The aim of this study was to evaluate the accuracy of a computer-based system for the automated diagnosis of melanoma in the hands of nonexpert physicians. We performed a prospective comparison between nonexperts using computer assistance and experts without assistance in the setting of a tertiary referral center at a University hospital. Between February and November 2004 we enrolled 511 consecutive patients. Each patient was examined by two nonexpert physicians with low to moderate diagnostic skills who were allowed to use a neural network-based diagnostic system at their own discretion. Every patient was also examined by an expert dermatologist using standard dermatoscopy equipment. The nonexpert physicians used the automatic diagnostic system in 3827 pigmented skin lesions. In their hands, the system achieved a sensitivity of 72% and a specificity of 82%. The sensitivity was significantly lower than that of the expert physician (72 vs. 96%, P = 0.001), whereas the specificity was significantly higher (82 vs. 72%, P<0.01). Three melanomas were missed because the physicians who operated the system did not choose them for examination. The system as a stand-alone device had an average discriminatory power of 0.87, as measured by the area under the receiver operating characteristic curve, with optimal sensitivities and specificities of 75 and 84%, respectively. The diagnostic accuracy achieved in this clinical trial was lower than that achieved in a previous experimental trial of the same system. In total, the performance of a decision-support system for melanoma diagnosis under real-life conditions is lower than that expected from experimental data and depends upon the physicians who are using the system.

aDepartment of Software Engineering, Upper Austria University of Applied Sciences, Hagenberg

bDepartment of Biomedical Engineering, University of Health Sciences, Medical Informatics and Technology, Hall

cDepartment of Dermatology, University of Vienna Medical School, Vienna, Austria

Correspondence to Dr Harald Kittler, MD, Medical University of Vienna, Waehringer Guertel 18-20, Vienna, Austria

Tel: +43 140400 7711; fax: +43 1408 1287 2099;

e-mail: harald.kittler@meduniwien.ac.at

Preliminary results of this study were presented at the AMIA Meeting 2007 in Chicago and were published in AMIA Annu Symp Proc 2007:191–195 under the title ‘Applying a decision-support system in clinical practice: results from melanoma diagnosis'.
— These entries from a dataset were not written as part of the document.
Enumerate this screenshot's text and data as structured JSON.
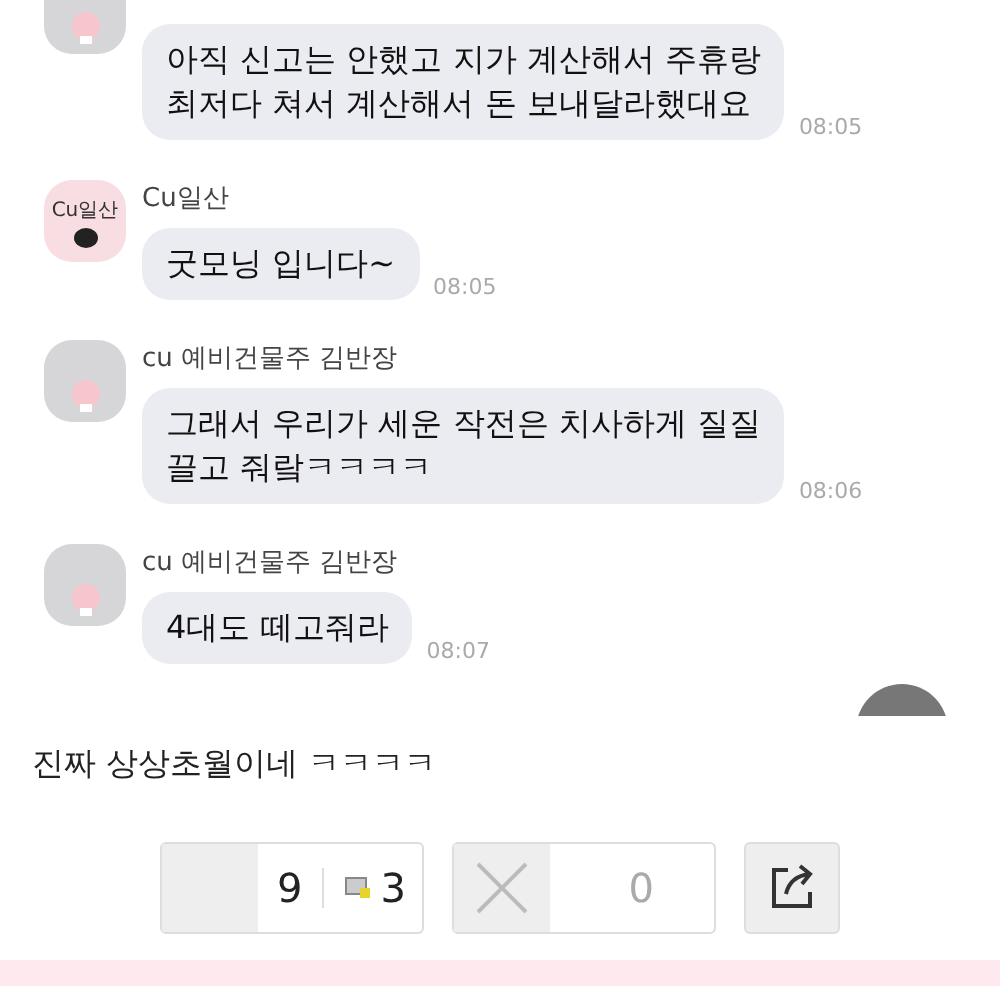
{
  "messages": [
    {
      "avatar": {
        "kind": "peach"
      },
      "text": "아직 신고는 안했고 지가 계산해서 주휴랑\n최저다 쳐서 계산해서 돈 보내달라했대요",
      "time": "08:05"
    },
    {
      "sender": "Cu일산",
      "avatar": {
        "kind": "label",
        "label": "Cu일산"
      },
      "text": "굿모닝 입니다~",
      "time": "08:05"
    },
    {
      "sender": "cu 예비건물주 김반장",
      "avatar": {
        "kind": "peach"
      },
      "text": "그래서 우리가 세운 작전은 치사하게 질질\n끌고 줘랔ㅋㅋㅋㅋ",
      "time": "08:06"
    },
    {
      "sender": "cu 예비건물주 김반장",
      "avatar": {
        "kind": "peach"
      },
      "text": "4대도 떼고줘라",
      "time": "08:07"
    }
  ],
  "comment": "진짜 상상초월이네 ㅋㅋㅋㅋ",
  "actions": {
    "upvotes": "9",
    "comments": "3",
    "downvotes": "0"
  }
}
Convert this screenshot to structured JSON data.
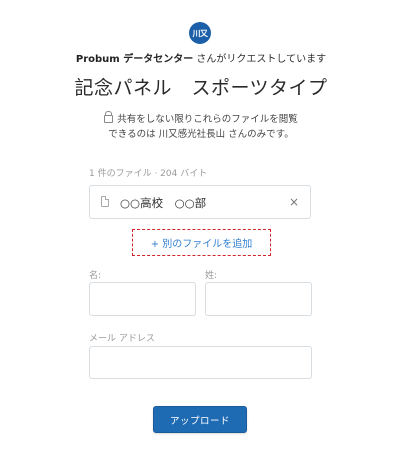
{
  "header": {
    "avatar_text": "川又",
    "avatar_color": "#1b5fa8",
    "org_name": "Probum データセンター",
    "request_text": " さんがリクエストしています",
    "title": "記念パネル　スポーツタイプ"
  },
  "privacy": {
    "icon": "lock-icon",
    "line1": "共有をしない限りこれらのファイルを閲覧",
    "line2": "できるのは 川又感光社長山 さんのみです。"
  },
  "files": {
    "summary": "1 件のファイル · 204 バイト",
    "items": [
      {
        "name": "○○高校　○○部",
        "icon": "file-icon",
        "remove_label": "×"
      }
    ],
    "add_label": "+ 別のファイルを追加"
  },
  "form": {
    "first_name_label": "名:",
    "first_name_value": "",
    "last_name_label": "姓:",
    "last_name_value": "",
    "email_label": "メール アドレス",
    "email_value": ""
  },
  "actions": {
    "upload_label": "アップロード",
    "upload_color": "#1f6bb3",
    "add_file_border_color": "#d0242a"
  }
}
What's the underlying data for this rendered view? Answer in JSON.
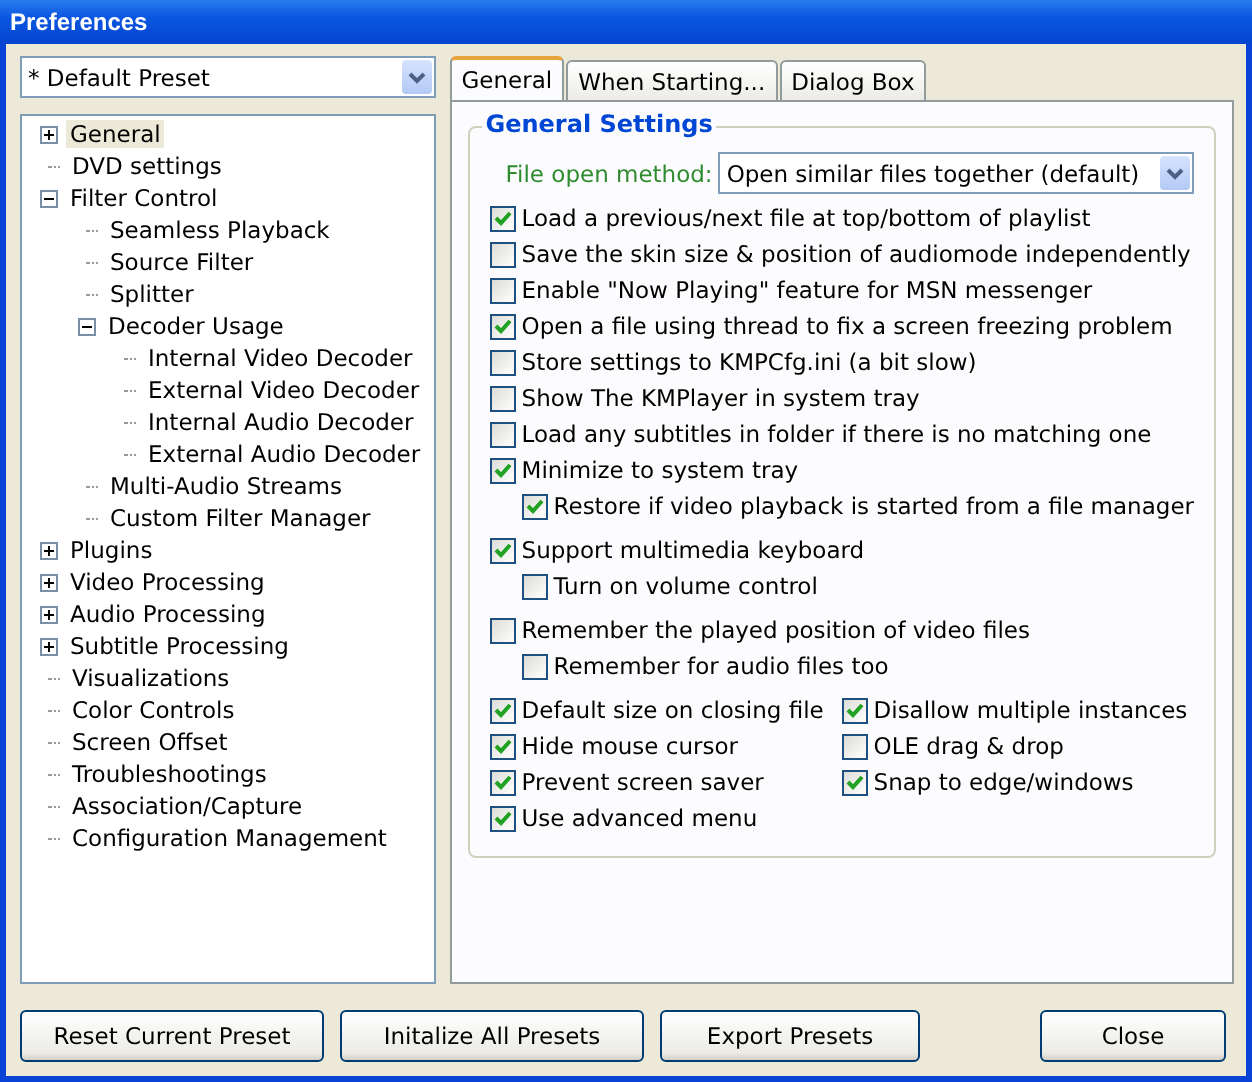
{
  "window": {
    "title": "Preferences"
  },
  "preset": {
    "value": "* Default Preset"
  },
  "tree": [
    {
      "label": "General",
      "selected": true,
      "expanded": false
    },
    {
      "label": "DVD settings",
      "selected": false
    },
    {
      "label": "Filter Control",
      "selected": false,
      "expanded": true,
      "children": [
        {
          "label": "Seamless Playback",
          "selected": false
        },
        {
          "label": "Source Filter",
          "selected": false
        },
        {
          "label": "Splitter",
          "selected": false
        },
        {
          "label": "Decoder Usage",
          "selected": false,
          "expanded": true,
          "children": [
            {
              "label": "Internal Video Decoder",
              "selected": false
            },
            {
              "label": "External Video Decoder",
              "selected": false
            },
            {
              "label": "Internal Audio Decoder",
              "selected": false
            },
            {
              "label": "External Audio Decoder",
              "selected": false
            }
          ]
        },
        {
          "label": "Multi-Audio Streams",
          "selected": false
        },
        {
          "label": "Custom Filter Manager",
          "selected": false
        }
      ]
    },
    {
      "label": "Plugins",
      "selected": false,
      "expanded": false
    },
    {
      "label": "Video Processing",
      "selected": false,
      "expanded": false
    },
    {
      "label": "Audio Processing",
      "selected": false,
      "expanded": false
    },
    {
      "label": "Subtitle Processing",
      "selected": false,
      "expanded": false
    },
    {
      "label": "Visualizations",
      "selected": false
    },
    {
      "label": "Color Controls",
      "selected": false
    },
    {
      "label": "Screen Offset",
      "selected": false
    },
    {
      "label": "Troubleshootings",
      "selected": false
    },
    {
      "label": "Association/Capture",
      "selected": false
    },
    {
      "label": "Configuration Management",
      "selected": false
    }
  ],
  "tabs": [
    {
      "label": "General",
      "selected": true
    },
    {
      "label": "When Starting...",
      "selected": false
    },
    {
      "label": "Dialog Box",
      "selected": false
    }
  ],
  "general_settings": {
    "title": "General Settings",
    "file_open_method": {
      "label": "File open method:",
      "value": "Open similar files together (default)"
    },
    "groups": [
      [
        {
          "label": "Load a previous/next file at top/bottom of playlist",
          "checked": true
        },
        {
          "label": "Save the skin size & position of audiomode independently",
          "checked": false
        },
        {
          "label": "Enable \"Now Playing\" feature for MSN messenger",
          "checked": false
        },
        {
          "label": "Open a file using thread to fix a screen freezing problem",
          "checked": true
        },
        {
          "label": "Store settings to KMPCfg.ini (a bit slow)",
          "checked": false
        },
        {
          "label": "Show The KMPlayer in system tray",
          "checked": false
        },
        {
          "label": "Load any subtitles in folder if there is no matching one",
          "checked": false
        },
        {
          "label": "Minimize to system tray",
          "checked": true,
          "children": [
            {
              "label": "Restore if video playback is started from a file manager",
              "checked": true
            }
          ]
        }
      ],
      [
        {
          "label": "Support multimedia keyboard",
          "checked": true,
          "children": [
            {
              "label": "Turn on volume control",
              "checked": false
            }
          ]
        }
      ],
      [
        {
          "label": "Remember the played position of video files",
          "checked": false,
          "children": [
            {
              "label": "Remember for audio files too",
              "checked": false
            }
          ]
        }
      ]
    ],
    "columns": [
      [
        {
          "label": "Default size on closing file",
          "checked": true
        },
        {
          "label": "Hide mouse cursor",
          "checked": true
        },
        {
          "label": "Prevent screen saver",
          "checked": true
        },
        {
          "label": "Use advanced menu",
          "checked": true
        }
      ],
      [
        {
          "label": "Disallow multiple instances",
          "checked": true
        },
        {
          "label": "OLE drag & drop",
          "checked": false
        },
        {
          "label": "Snap to edge/windows",
          "checked": true
        }
      ]
    ]
  },
  "buttons": [
    "Reset Current Preset",
    "Initalize All Presets",
    "Export Presets",
    "Close"
  ]
}
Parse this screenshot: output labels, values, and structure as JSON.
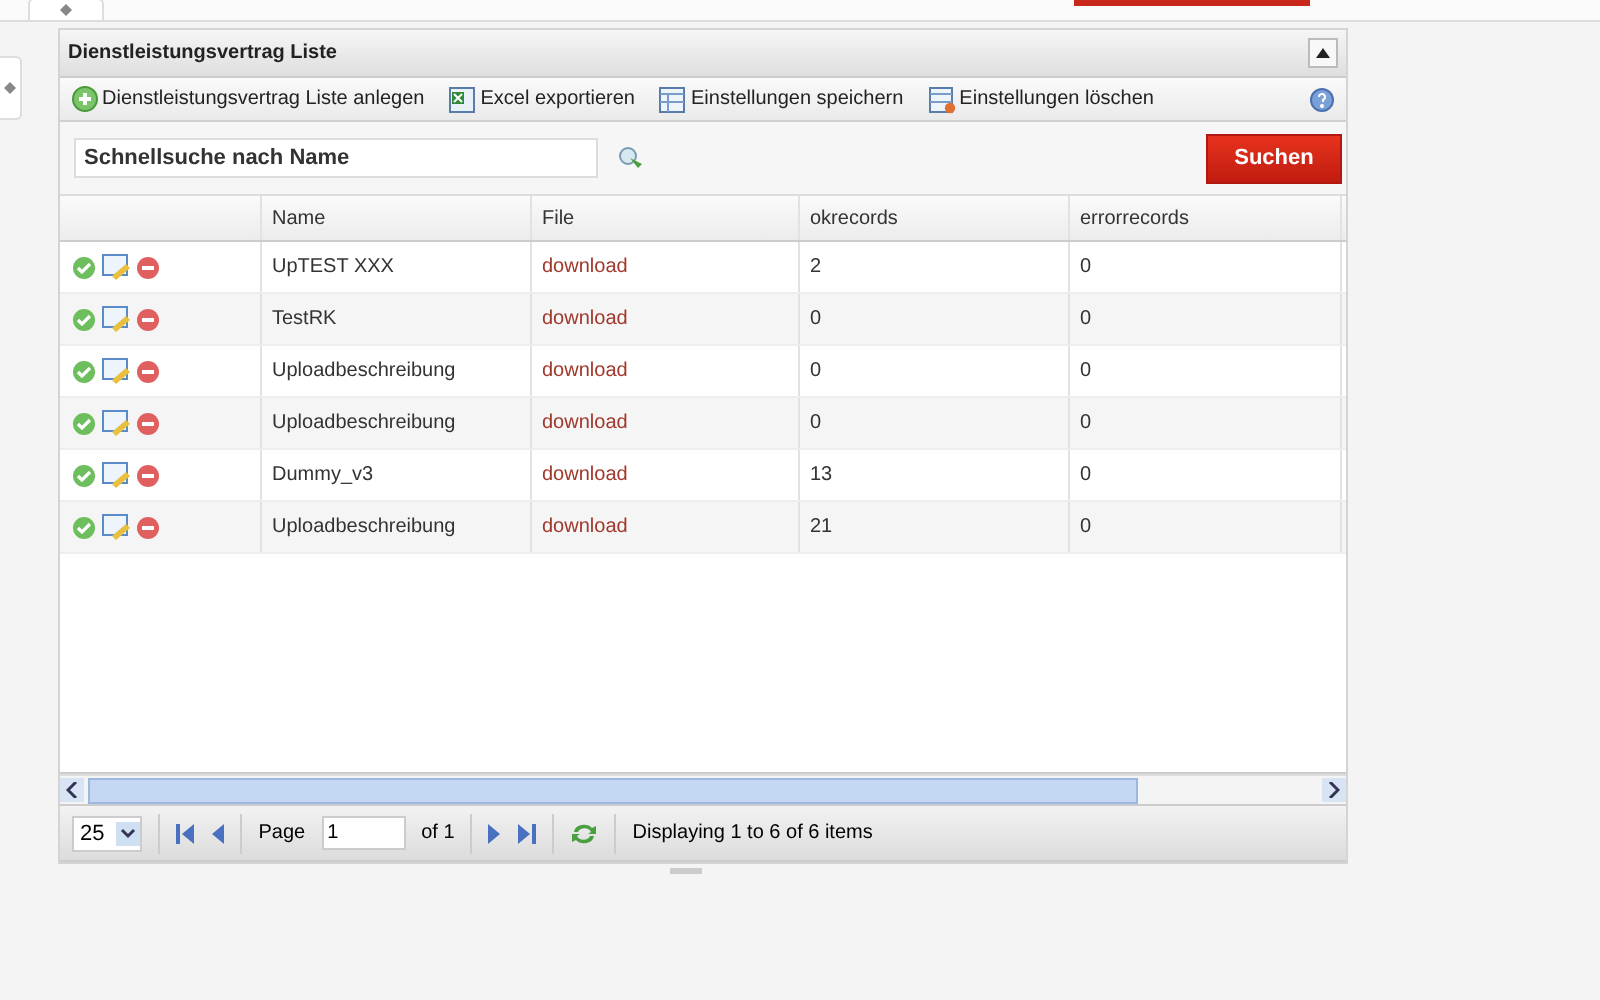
{
  "panel": {
    "title": "Dienstleistungsvertrag Liste"
  },
  "toolbar": [
    {
      "kind": "add",
      "label": "Dienstleistungsvertrag Liste anlegen"
    },
    {
      "kind": "excel",
      "label": "Excel exportieren"
    },
    {
      "kind": "save",
      "label": "Einstellungen speichern"
    },
    {
      "kind": "delete",
      "label": "Einstellungen löschen"
    }
  ],
  "search": {
    "placeholder": "Schnellsuche nach Name",
    "button": "Suchen"
  },
  "columns": [
    "Name",
    "File",
    "okrecords",
    "errorrecords"
  ],
  "rows": [
    {
      "name": "UpTEST XXX",
      "file": "download",
      "okrecords": "2",
      "errorrecords": "0"
    },
    {
      "name": "TestRK",
      "file": "download",
      "okrecords": "0",
      "errorrecords": "0"
    },
    {
      "name": "Uploadbeschreibung",
      "file": "download",
      "okrecords": "0",
      "errorrecords": "0"
    },
    {
      "name": "Uploadbeschreibung",
      "file": "download",
      "okrecords": "0",
      "errorrecords": "0"
    },
    {
      "name": "Dummy_v3",
      "file": "download",
      "okrecords": "13",
      "errorrecords": "0"
    },
    {
      "name": "Uploadbeschreibung",
      "file": "download",
      "okrecords": "21",
      "errorrecords": "0"
    }
  ],
  "paging": {
    "page_size": "25",
    "page_label": "Page",
    "page": "1",
    "page_count": "of 1",
    "status": "Displaying 1 to 6 of 6 items"
  }
}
Received 3 November 2008 Accepted 5 February 2009

© 2009 Lippincott Williams & Wilkins, Inc.